Source: University of Western Ontario
Summary: Preliminary results from the world’s largest sleep study have shown that people who sleep on average between seven to eight hours per night performed better cognitively than those who slept less or more than this amount.
The world’s largest sleep study was launched in June 2017 and within days more than 40,000 people from around the world participated in the online scientific investigation, which includes an in-depth questionnaire and a series of cognitive performance activities. According to the study, approximately half of all participants reported typically sleeping less than 6.3 hours per night, about an hour less than the study’s recommended amount. One startling revelation was that most participants who slept four hours or less performed as if they were almost nine years older. Another surprising discovery was that sleep affected all adults equally. The amount of sleep associated with highly functional cognitive behaviour was the same for everyone (seven to eight hours), regardless of age. Also, the impairment associated with too little or too much sleep did not depend on the age of the participants. Preliminary results from the world’s largest sleep study have shown that people who sleep on average between seven to eight hours per night performed better cognitively than those who slept less or more than this amount. The study findings were published in the journal Sleep.
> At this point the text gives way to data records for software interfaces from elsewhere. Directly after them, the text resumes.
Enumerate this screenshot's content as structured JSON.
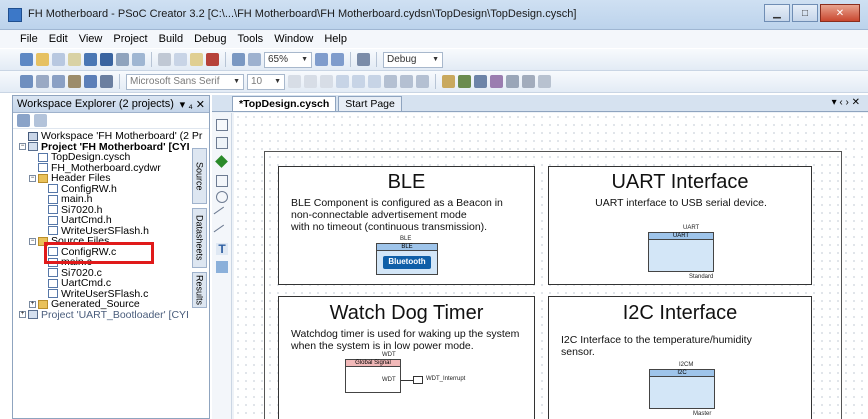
{
  "window": {
    "title": "FH Motherboard - PSoC Creator 3.2  [C:\\...\\FH Motherboard\\FH Motherboard.cydsn\\TopDesign\\TopDesign.cysch]"
  },
  "menu": [
    "File",
    "Edit",
    "View",
    "Project",
    "Build",
    "Debug",
    "Tools",
    "Window",
    "Help"
  ],
  "toolbar": {
    "zoom": "65%",
    "config": "Debug",
    "font_name": "Microsoft Sans Serif",
    "font_size": "10"
  },
  "workspace": {
    "title": "Workspace Explorer (2 projects)",
    "pin": "▾ ₄ ✕",
    "tree": [
      {
        "label": "Workspace 'FH Motherboard' (2 Pr",
        "indent": 0,
        "icon": "ws",
        "style": ""
      },
      {
        "label": "Project 'FH Motherboard' [CYI",
        "indent": 0,
        "icon": "proj",
        "style": "bold",
        "exp": "−"
      },
      {
        "label": "TopDesign.cysch",
        "indent": 1,
        "icon": "file",
        "style": ""
      },
      {
        "label": "FH_Motherboard.cydwr",
        "indent": 1,
        "icon": "file",
        "style": ""
      },
      {
        "label": "Header Files",
        "indent": 1,
        "icon": "folder",
        "style": "",
        "exp": "−"
      },
      {
        "label": "ConfigRW.h",
        "indent": 2,
        "icon": "file",
        "style": ""
      },
      {
        "label": "main.h",
        "indent": 2,
        "icon": "file",
        "style": ""
      },
      {
        "label": "Si7020.h",
        "indent": 2,
        "icon": "file",
        "style": ""
      },
      {
        "label": "UartCmd.h",
        "indent": 2,
        "icon": "file",
        "style": ""
      },
      {
        "label": "WriteUserSFlash.h",
        "indent": 2,
        "icon": "file",
        "style": ""
      },
      {
        "label": "Source Files",
        "indent": 1,
        "icon": "folder",
        "style": "",
        "exp": "−"
      },
      {
        "label": "ConfigRW.c",
        "indent": 2,
        "icon": "file",
        "style": ""
      },
      {
        "label": "main.c",
        "indent": 2,
        "icon": "file",
        "style": ""
      },
      {
        "label": "Si7020.c",
        "indent": 2,
        "icon": "file",
        "style": ""
      },
      {
        "label": "UartCmd.c",
        "indent": 2,
        "icon": "file",
        "style": ""
      },
      {
        "label": "WriteUserSFlash.c",
        "indent": 2,
        "icon": "file",
        "style": ""
      },
      {
        "label": "Generated_Source",
        "indent": 1,
        "icon": "folder",
        "style": "",
        "exp": "+"
      },
      {
        "label": "Project 'UART_Bootloader' [CYI",
        "indent": 0,
        "icon": "proj",
        "style": "dim",
        "exp": "+"
      }
    ],
    "side_tabs": [
      "Source",
      "Datasheets",
      "Results"
    ]
  },
  "editor": {
    "tabs": [
      "*TopDesign.cysch",
      "Start Page"
    ],
    "tab_controls": "▾ ‹ › ✕"
  },
  "schematic": {
    "ble": {
      "title": "BLE",
      "desc": [
        "BLE Component is configured as a Beacon in",
        "non-connectable advertisement mode",
        "with no timeout (continuous transmission)."
      ],
      "comp_name": "BLE",
      "comp_head": "BLE",
      "logo": "Bluetooth"
    },
    "uart": {
      "title": "UART Interface",
      "desc": [
        "UART interface to USB serial device."
      ],
      "comp_name": "UART",
      "comp_head": "UART",
      "comp_mode": "Standard"
    },
    "wdt": {
      "title": "Watch Dog Timer",
      "desc": [
        "Watchdog timer is used for waking up the system",
        "when the system is in low power mode."
      ],
      "comp_name": "WDT",
      "comp_head": "Global Signal",
      "pin": "WDT",
      "net": "WDT_Interrupt"
    },
    "i2c": {
      "title": "I2C Interface",
      "desc": [
        "I2C Interface to the temperature/humidity",
        "sensor."
      ],
      "comp_name": "I2CM",
      "comp_head": "I2C",
      "comp_mode": "Master"
    }
  },
  "colors": {
    "highlight": "#e01a1a",
    "component_fill": "#d3e6f7",
    "component_head": "#9ec4ea"
  }
}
Participants’ reasoning and verbal abilities were two of the actions most strongly affected by sleep while short-term memory performance was relatively unaffected. This is different than findings in most scientific studies of complete sleep deprivation and suggests that not getting enough sleep for an extended period affects your brain differently than staying up all night. On the positive side, there was some evidence that even a single night’s sleep can affect a person’s ability to think. Participants who slept more than usual the night before participating in the study performed better than those who slept their usual amount or less.
Prof. Adrian Owen said, “People who logged in gave us a lot of information about themselves. We had a fairly extensive questionnaire and they told us things like which medications they were on, how old they were, where they were in the world and what kind of education they’d received because these are all factors that might have contributed to some of the results.”
More Information: Conor J Wild et al, “Dissociable effects of self-reported daily sleep duration on high-level cognitive abilities”, Sleep (2018). DOI: 10.1093/sleep/zsy182